- [DESCRIPTION OF THE TASK]: Word for word, repeat each entry that follows.

►

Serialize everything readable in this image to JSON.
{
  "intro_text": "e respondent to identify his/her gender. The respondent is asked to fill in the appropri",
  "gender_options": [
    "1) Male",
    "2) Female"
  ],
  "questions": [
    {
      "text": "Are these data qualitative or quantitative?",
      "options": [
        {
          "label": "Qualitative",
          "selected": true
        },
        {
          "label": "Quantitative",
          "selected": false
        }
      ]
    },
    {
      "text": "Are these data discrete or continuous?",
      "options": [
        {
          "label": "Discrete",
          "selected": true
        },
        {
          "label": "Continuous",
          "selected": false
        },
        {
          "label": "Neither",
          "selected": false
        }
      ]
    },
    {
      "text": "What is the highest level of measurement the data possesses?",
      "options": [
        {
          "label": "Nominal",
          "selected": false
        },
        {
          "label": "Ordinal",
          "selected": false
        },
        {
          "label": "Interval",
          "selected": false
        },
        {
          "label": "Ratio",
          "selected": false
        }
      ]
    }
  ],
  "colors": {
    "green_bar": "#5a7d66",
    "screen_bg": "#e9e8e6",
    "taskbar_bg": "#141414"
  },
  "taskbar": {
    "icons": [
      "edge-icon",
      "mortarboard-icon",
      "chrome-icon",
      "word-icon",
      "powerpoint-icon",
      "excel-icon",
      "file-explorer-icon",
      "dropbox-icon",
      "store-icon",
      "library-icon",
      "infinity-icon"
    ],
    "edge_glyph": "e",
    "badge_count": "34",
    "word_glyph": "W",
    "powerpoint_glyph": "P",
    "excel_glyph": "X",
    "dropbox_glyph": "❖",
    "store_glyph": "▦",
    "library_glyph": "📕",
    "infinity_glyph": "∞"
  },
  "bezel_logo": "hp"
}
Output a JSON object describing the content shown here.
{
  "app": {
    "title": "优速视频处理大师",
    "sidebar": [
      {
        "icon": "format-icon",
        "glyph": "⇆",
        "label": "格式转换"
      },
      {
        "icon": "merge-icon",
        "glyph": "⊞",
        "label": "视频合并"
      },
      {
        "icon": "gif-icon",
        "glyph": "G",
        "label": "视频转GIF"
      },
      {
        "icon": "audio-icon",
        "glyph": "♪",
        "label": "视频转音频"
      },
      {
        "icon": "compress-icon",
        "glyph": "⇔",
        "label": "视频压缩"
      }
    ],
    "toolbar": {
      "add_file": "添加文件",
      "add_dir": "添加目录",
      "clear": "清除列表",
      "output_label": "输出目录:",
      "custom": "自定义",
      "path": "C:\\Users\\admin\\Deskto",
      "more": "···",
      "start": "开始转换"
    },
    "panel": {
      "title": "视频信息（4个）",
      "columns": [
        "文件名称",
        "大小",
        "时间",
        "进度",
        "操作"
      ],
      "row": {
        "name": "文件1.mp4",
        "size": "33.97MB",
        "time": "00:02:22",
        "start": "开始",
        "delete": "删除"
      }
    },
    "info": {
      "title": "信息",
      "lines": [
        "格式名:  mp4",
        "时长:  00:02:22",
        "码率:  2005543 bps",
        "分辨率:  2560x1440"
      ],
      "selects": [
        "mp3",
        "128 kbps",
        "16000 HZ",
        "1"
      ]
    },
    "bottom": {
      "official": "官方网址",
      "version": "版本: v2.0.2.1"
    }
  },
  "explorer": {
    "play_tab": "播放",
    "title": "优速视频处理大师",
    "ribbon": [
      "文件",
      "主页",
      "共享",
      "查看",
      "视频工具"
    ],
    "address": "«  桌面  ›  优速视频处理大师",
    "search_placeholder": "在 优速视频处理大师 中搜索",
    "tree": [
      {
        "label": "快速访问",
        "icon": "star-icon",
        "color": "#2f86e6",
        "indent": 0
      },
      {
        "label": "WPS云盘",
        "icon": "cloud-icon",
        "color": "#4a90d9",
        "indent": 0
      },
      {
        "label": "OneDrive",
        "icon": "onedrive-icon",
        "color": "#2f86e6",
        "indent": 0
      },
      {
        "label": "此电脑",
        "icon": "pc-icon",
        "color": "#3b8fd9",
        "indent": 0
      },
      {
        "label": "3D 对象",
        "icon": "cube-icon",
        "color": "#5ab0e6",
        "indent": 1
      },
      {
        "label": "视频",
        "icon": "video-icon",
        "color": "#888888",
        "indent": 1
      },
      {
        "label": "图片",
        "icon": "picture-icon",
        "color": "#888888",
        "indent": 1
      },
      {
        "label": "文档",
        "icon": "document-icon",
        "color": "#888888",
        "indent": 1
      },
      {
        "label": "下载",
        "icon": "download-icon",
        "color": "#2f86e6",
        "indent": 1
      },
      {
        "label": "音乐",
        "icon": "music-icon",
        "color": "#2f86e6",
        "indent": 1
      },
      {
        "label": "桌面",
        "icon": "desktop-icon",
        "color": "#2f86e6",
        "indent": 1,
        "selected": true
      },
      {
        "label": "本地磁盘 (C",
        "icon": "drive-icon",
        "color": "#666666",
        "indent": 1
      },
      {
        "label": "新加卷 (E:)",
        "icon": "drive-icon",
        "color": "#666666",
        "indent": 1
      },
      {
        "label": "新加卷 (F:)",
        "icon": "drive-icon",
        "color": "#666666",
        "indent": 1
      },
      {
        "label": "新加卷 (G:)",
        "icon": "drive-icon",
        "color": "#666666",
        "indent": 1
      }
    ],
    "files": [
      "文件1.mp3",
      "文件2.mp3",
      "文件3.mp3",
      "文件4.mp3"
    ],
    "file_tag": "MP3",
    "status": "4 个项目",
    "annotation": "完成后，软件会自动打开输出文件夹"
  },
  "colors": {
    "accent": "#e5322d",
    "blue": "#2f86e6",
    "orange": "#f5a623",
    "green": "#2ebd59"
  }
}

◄

- [FINISHED TASK]:
Serialize everything readable in this image to JSON.
{
  "intro_text": "e respondent to identify his/her gender. The respondent is asked to fill in the appropri",
  "gender_options": [
    "1) Male",
    "2) Female"
  ],
  "questions": [
    {
      "text": "Are these data qualitative or quantitative?",
      "options": [
        {
          "label": "Qualitative",
          "selected": true
        },
        {
          "label": "Quantitative",
          "selected": false
        }
      ]
    },
    {
      "text": "Are these data discrete or continuous?",
      "options": [
        {
          "label": "Discrete",
          "selected": true
        },
        {
          "label": "Continuous",
          "selected": false
        },
        {
          "label": "Neither",
          "selected": false
        }
      ]
    },
    {
      "text": "What is the highest level of measurement the data possesses?",
      "options": [
        {
          "label": "Nominal",
          "selected": false
        },
        {
          "label": "Ordinal",
          "selected": false
        },
        {
          "label": "Interval",
          "selected": false
        },
        {
          "label": "Ratio",
          "selected": false
        }
      ]
    }
  ],
  "colors": {
    "green_bar": "#5a7d66",
    "screen_bg": "#e9e8e6",
    "taskbar_bg": "#141414"
  },
  "taskbar": {
    "icons": [
      "edge-icon",
      "mortarboard-icon",
      "chrome-icon",
      "word-icon",
      "powerpoint-icon",
      "excel-icon",
      "file-explorer-icon",
      "dropbox-icon",
      "store-icon",
      "library-icon",
      "infinity-icon"
    ],
    "edge_glyph": "e",
    "badge_count": "34",
    "word_glyph": "W",
    "powerpoint_glyph": "P",
    "excel_glyph": "X",
    "dropbox_glyph": "❖",
    "store_glyph": "▦",
    "library_glyph": "📕",
    "infinity_glyph": "∞"
  },
  "bezel_logo": "hp"
}
Output a JSON object describing the content shown here.
{
  "app": {
    "title": "优速视频处理大师",
    "sidebar": [
      {
        "icon": "format-icon",
        "glyph": "⇆",
        "label": "格式转换"
      },
      {
        "icon": "merge-icon",
        "glyph": "⊞",
        "label": "视频合并"
      },
      {
        "icon": "gif-icon",
        "glyph": "G",
        "label": "视频转GIF"
      },
      {
        "icon": "audio-icon",
        "glyph": "♪",
        "label": "视频转音频"
      },
      {
        "icon": "compress-icon",
        "glyph": "⇔",
        "label": "视频压缩"
      }
    ],
    "toolbar": {
      "add_file": "添加文件",
      "add_dir": "添加目录",
      "clear": "清除列表",
      "output_label": "输出目录:",
      "custom": "自定义",
      "path": "C:\\Users\\admin\\Deskto",
      "more": "···",
      "start": "开始转换"
    },
    "panel": {
      "title": "视频信息（4个）",
      "columns": [
        "文件名称",
        "大小",
        "时间",
        "进度",
        "操作"
      ],
      "row": {
        "name": "文件1.mp4",
        "size": "33.97MB",
        "time": "00:02:22",
        "start": "开始",
        "delete": "删除"
      }
    },
    "info": {
      "title": "信息",
      "lines": [
        "格式名:  mp4",
        "时长:  00:02:22",
        "码率:  2005543 bps",
        "分辨率:  2560x1440"
      ],
      "selects": [
        "mp3",
        "128 kbps",
        "16000 HZ",
        "1"
      ]
    },
    "bottom": {
      "official": "官方网址",
      "version": "版本: v2.0.2.1"
    }
  },
  "explorer": {
    "play_tab": "播放",
    "title": "优速视频处理大师",
    "ribbon": [
      "文件",
      "主页",
      "共享",
      "查看",
      "视频工具"
    ],
    "address": "«  桌面  ›  优速视频处理大师",
    "search_placeholder": "在 优速视频处理大师 中搜索",
    "tree": [
      {
        "label": "快速访问",
        "icon": "star-icon",
        "color": "#2f86e6",
        "indent": 0
      },
      {
        "label": "WPS云盘",
        "icon": "cloud-icon",
        "color": "#4a90d9",
        "indent": 0
      },
      {
        "label": "OneDrive",
        "icon": "onedrive-icon",
        "color": "#2f86e6",
        "indent": 0
      },
      {
        "label": "此电脑",
        "icon": "pc-icon",
        "color": "#3b8fd9",
        "indent": 0
      },
      {
        "label": "3D 对象",
        "icon": "cube-icon",
        "color": "#5ab0e6",
        "indent": 1
      },
      {
        "label": "视频",
        "icon": "video-icon",
        "color": "#888888",
        "indent": 1
      },
      {
        "label": "图片",
        "icon": "picture-icon",
        "color": "#888888",
        "indent": 1
      },
      {
        "label": "文档",
        "icon": "document-icon",
        "color": "#888888",
        "indent": 1
      },
      {
        "label": "下载",
        "icon": "download-icon",
        "color": "#2f86e6",
        "indent": 1
      },
      {
        "label": "音乐",
        "icon": "music-icon",
        "color": "#2f86e6",
        "indent": 1
      },
      {
        "label": "桌面",
        "icon": "desktop-icon",
        "color": "#2f86e6",
        "indent": 1,
        "selected": true
      },
      {
        "label": "本地磁盘 (C",
        "icon": "drive-icon",
        "color": "#666666",
        "indent": 1
      },
      {
        "label": "新加卷 (E:)",
        "icon": "drive-icon",
        "color": "#666666",
        "indent": 1
      },
      {
        "label": "新加卷 (F:)",
        "icon": "drive-icon",
        "color": "#666666",
        "indent": 1
      },
      {
        "label": "新加卷 (G:)",
        "icon": "drive-icon",
        "color": "#666666",
        "indent": 1
      }
    ],
    "files": [
      "文件1.mp3",
      "文件2.mp3",
      "文件3.mp3",
      "文件4.mp3"
    ],
    "file_tag": "MP3",
    "status": "4 个项目",
    "annotation": "完成后，软件会自动打开输出文件夹"
  },
  "colors": {
    "accent": "#e5322d",
    "blue": "#2f86e6",
    "orange": "#f5a623",
    "green": "#2ebd59"
  }
}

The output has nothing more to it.